Welcoming a dog into your home brings many responsibilities. Grooming is one responsibility. You can choose to groom and bath your dog, or you may feel more comfortable seeking the services of a qualified dog groomer. Bathing and grooming a dog are essential for their health and wellbeing.
If you have welcomed a new puppy into your household, it is a good idea to familiarise them with bath time. By ensuring bath time is an enjoyable experience you will establish a positive association as the dog grows older. If you have welcomed an older dog into your home, ask the shelter how the dog responded to baths and grooming. Remember when introducing bathing and grooming, make it a happy time.
Some indicators when your dog needs a bath.
- Build-up inside the ears – Ear mites and infections can occur if left dirty for too long. Dogs with especially large, floppy ears are at greater risk.
- Coat feels greasy – This usually means there is dead fur and skin cells also building up which can eventually cause skin issues and/or yeast overgrowth
- Odour – This is another indicator there is a build-up of dead fur/skin cells. You’ll want to give your dog a thorough brushing before bathing.
Consider that a dogs’ skin produces natural oils that are beneficial. These oils prevent their skin from becoming dry/irritated, and even protect against infections. For this reason, it is recommended that dogs are not washed more than once per week, as it strips the coat of these natural oils. If your dog becomes smelly within a few days, a healthy solution is to use a deodorizing spray specifically for dogs.
Please note sometimes odour is a sign of skin issues, and a special shampoo should be used to prevent further irritation. If the odour is accompanied by constant licking or biting of the skin or rashes present, we recommend you visit your vet.
Before you start, prepare where you will bath or groom the dog and have all the tools you require on hand.
- Choose a quiet, well-lit spot in the house or outside to groom.
- Be calm and patient, this will influence your dog’s response.

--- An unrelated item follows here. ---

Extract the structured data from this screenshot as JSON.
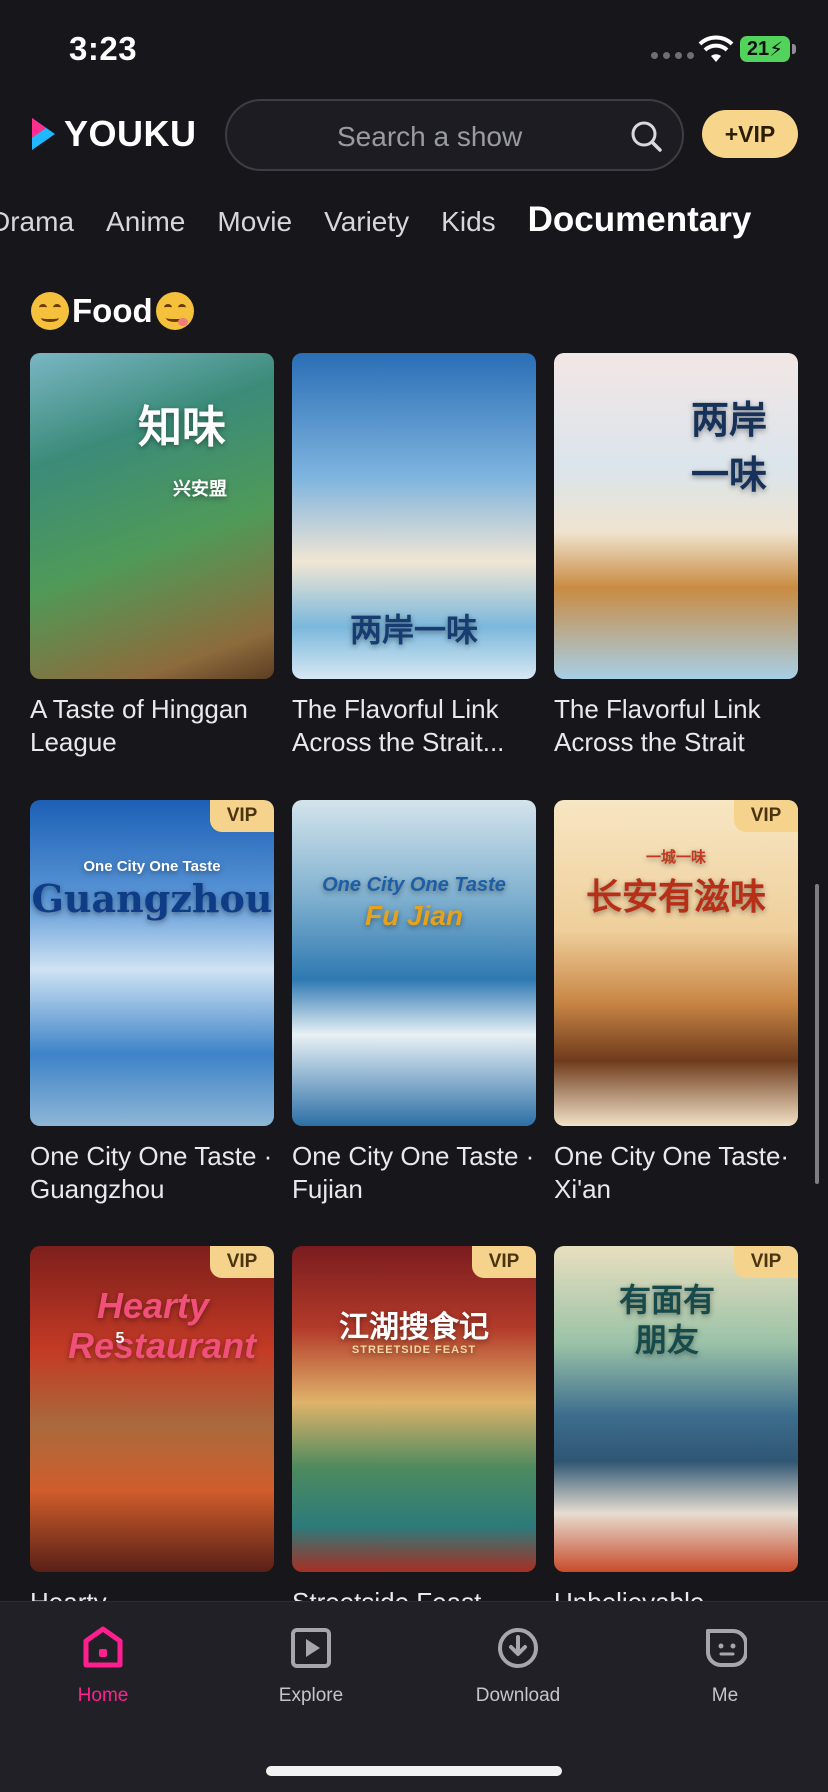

- Use proper dog grooming tools, they don’t need to be expensive, but they do need to be the right tool for the coat type.
- If you are considering using clippers, please research clipper types and how to use them safely.
- Swaddling in a towel for nail-trimming can help anxious dogs, or you can ask a family member or friend to assist you.
- Always brush your dog prior to any bath. This helps to remove loose debris and old hair.
- Check the water temperature feels comfortable to you.
- Always keep bath time positive. Speak to your dog calmly, let him know he is safe.
- Wet the coat thoroughly, ensuring it is wet down to the skin (particularly long and double-coated dogs).
- Apply shampoo directly onto your dog massaging down the skin.
- Avoid getting water in your dog’s ears when rinsing the shampoo off.
- For a small breed dog, wipe your dog’s face/eyes with dampened cotton pads, or an old face washer. Larger breeds can have their face washed, however, keep the shampoo away from their eyes. As a note, most dogs don’t like having water poured over their faces.
- Rinse the shampoo out thoroughly until the water runs clear. If your dog has an undercoat, use your fingers to ensure you get water through the coat.
- Apply a gentle conditioner, massage through the coat, then rinse thoroughly.
- Dogs instinctively shake excess water out of their coat, but you will have to towel dry or you can use a hairdryer (check temperature is not too hot and don’t use too close to the body). Many dogs don’t like the sound of a hairdryer or the air blowing on them. Always take all safety precautions when using a hairdryer.
- Check your dog’s eyes for problems such as discharge or redness.
- Check your dog’s ears, make sure they are clean and dry.
- If you have a dog with lots of skin folds, particularly around the face and tail base, ensure these are dried carefully.
- For puppies, it is important to train your puppy to feel comfortable about being handled and brushed.
- For Long coated or double-coated dogs – brush weekly
- For Short coated or smooth-coated dogs – brush every few weeks
- For Short, dense coated dogs – brush weekly
Some coats require occasional trimming.
Your dog needs to be calm when trimming or clipping, their safety is paramount. If you don’t feel confident in trimming or clipping your dog’s coat, please refer to a qualified dog groomer.
Some of the reasons you may trim your dog’s coat include:
- Fur on face is causing irritation or hindering eyesight
- Mats and tangles
- Build-up around the face, chin or rear-end
If trimming your dog use rounded-tip dog scissors. If you are confident in using clippers for trimming, ensure they are appropriate for the size of your dog.
Feet and Nails
Check for extra hair between the footpads, carefully trimming the hair. Walking your dog will help maintain healthy nails as they naturally wear down. If trimming your dog’s nails at home, ensure your dog is calm. Be mindful not to cut the nail too far to avoid accidentally trimming the quick – or bloodline in the claw. Doing this will hurt the dog and cause the nail to bleed. Be sure to keep an anticoagulant (such as powdered turmeric) on hand when trimming nails so you can dab some onto the bleeding claw to make it stop. If bleeding persists, please contact your vet immediately.
If you have any concerns regarding the health of your dog, please consult your veterinarian for advice.